UCD, Belfield, Dublin 4, Ireland | Director: Professor Liam Kennedy
UCD has a long and distinguished history in the teaching of American Studies. A Chair in Modern English and American Literature was held by Professor Denis Donoghue as far back as 1960. In more recent years the university has fostered a unique range of expertise and experience in the teaching and research of various aspects of American culture, including history, politics, literature, music, film, philosophy, economics, and sociology. It has established Ireland’s first Professorship of American Studies and annually awards the prestigious Mary Ball Washington Chair of American History to a distinguished visiting American Scholars.
In May 2001, the Government of Ireland recommended that an Institute for American Studies should be established in Ireland. It also decided that it should be named for the 42nd President of the United States, President William Jefferson Clinton, in recognition of his own crucial and personal role, as well as those of the United States Government, Congress and people, in the Irish Peace Process.
University College Dublin successfully tendered for the project and the UCD Clinton Institute for American Studies has been formally established at UCD, which recognises the need to develop a resource for the island of Ireland as a whole, as well as to interact with other networks of excellence in American Studies in the United States, European Union and beyond.
This is a fascinating time to study the United States as it comes to terms with its global status as a ‘unipolar’ power and the Clinton Institute offers a very fresh perspective on the US in the 21st century.
Under conditions of Globalization the meanings of ‘America’ circulate widely today and there is a mass-mediated common knowledge about American life spreading across the world. Yet, wherever we are in the world, we perceive and understand the United States from regional and local perspectives, and in response to cultural, political and economic imperatives of our own locations. The Clinton Institute will work to broaden and deepen knowledge of the United States from a distinctively Irish perspective and advance study of Irish-US relations in historical and contemporary frames.
Ireland’s relationship with the US is a long and complex one. The history of Irish immigration to the US has proved the foundation for vital cultural, political and economic relations today, and strong bonds of shared identity – almost 40 million Americans cited Irish descent at the last census. At the same time, Ireland has rapidly emerged in recent years as one of the wealthiest economies in the European Union and a key political presence in the shaping of the ‘new Europe’. Today, there is public discussion of whether Ireland should follow ‘Boston or Berlin’ as symbolic models for policy-making or for imagining the future. Ireland’s contemporary struggle with its own identity and its symbolic transatlantic position make it an ideal vantage point for the study of past, present and future relations between Europe and the US.

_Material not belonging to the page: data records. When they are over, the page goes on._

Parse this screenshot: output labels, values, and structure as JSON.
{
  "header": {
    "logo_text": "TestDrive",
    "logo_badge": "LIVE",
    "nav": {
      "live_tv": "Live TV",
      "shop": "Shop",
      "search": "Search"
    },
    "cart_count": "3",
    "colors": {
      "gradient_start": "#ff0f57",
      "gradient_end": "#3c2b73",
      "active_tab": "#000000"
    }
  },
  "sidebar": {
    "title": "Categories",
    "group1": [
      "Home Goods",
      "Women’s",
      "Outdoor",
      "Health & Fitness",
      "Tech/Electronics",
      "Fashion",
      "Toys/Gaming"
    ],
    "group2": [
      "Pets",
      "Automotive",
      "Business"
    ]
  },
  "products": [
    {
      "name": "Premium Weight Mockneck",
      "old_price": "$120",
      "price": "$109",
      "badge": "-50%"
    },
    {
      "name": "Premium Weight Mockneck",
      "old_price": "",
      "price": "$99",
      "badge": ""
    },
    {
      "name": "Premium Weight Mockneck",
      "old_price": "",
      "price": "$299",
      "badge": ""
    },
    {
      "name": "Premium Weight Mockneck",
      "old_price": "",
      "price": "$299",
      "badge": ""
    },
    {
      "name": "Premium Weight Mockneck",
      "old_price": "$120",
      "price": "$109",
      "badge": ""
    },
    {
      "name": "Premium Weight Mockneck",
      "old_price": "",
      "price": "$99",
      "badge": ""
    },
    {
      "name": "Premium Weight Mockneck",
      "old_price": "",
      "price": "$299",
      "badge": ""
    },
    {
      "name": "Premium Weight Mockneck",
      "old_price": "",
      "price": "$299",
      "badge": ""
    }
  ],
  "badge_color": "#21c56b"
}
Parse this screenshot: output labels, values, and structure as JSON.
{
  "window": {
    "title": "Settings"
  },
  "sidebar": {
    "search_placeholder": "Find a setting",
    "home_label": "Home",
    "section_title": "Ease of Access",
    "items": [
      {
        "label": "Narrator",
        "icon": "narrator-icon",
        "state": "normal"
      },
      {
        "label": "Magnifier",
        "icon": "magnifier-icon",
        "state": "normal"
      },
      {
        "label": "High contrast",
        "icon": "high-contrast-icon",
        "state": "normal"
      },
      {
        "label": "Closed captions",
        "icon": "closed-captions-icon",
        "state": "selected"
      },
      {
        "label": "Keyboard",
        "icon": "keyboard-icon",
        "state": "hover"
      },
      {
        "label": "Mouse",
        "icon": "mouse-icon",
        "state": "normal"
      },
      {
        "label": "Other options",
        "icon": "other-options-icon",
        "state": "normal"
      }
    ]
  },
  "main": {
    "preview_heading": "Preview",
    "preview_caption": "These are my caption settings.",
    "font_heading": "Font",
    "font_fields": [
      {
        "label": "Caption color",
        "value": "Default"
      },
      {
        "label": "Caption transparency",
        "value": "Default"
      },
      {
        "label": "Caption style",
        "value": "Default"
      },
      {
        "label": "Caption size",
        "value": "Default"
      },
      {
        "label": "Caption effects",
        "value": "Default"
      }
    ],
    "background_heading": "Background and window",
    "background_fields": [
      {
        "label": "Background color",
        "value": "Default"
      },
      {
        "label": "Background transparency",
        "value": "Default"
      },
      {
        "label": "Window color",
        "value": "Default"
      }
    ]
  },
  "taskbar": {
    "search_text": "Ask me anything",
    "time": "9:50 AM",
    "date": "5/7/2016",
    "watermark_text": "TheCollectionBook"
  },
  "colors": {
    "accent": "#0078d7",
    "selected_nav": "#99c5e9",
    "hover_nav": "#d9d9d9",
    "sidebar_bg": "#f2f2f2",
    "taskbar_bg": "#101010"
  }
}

The Clinton Institute will play a key role in advancing study of these relations through promotion of American Studies as a unique, interdisciplinary perspective on transatlantic issues. In doing so it will support and supplement this study in association with scholars across Ireland and in dialogue with Irish media, business and political cultures.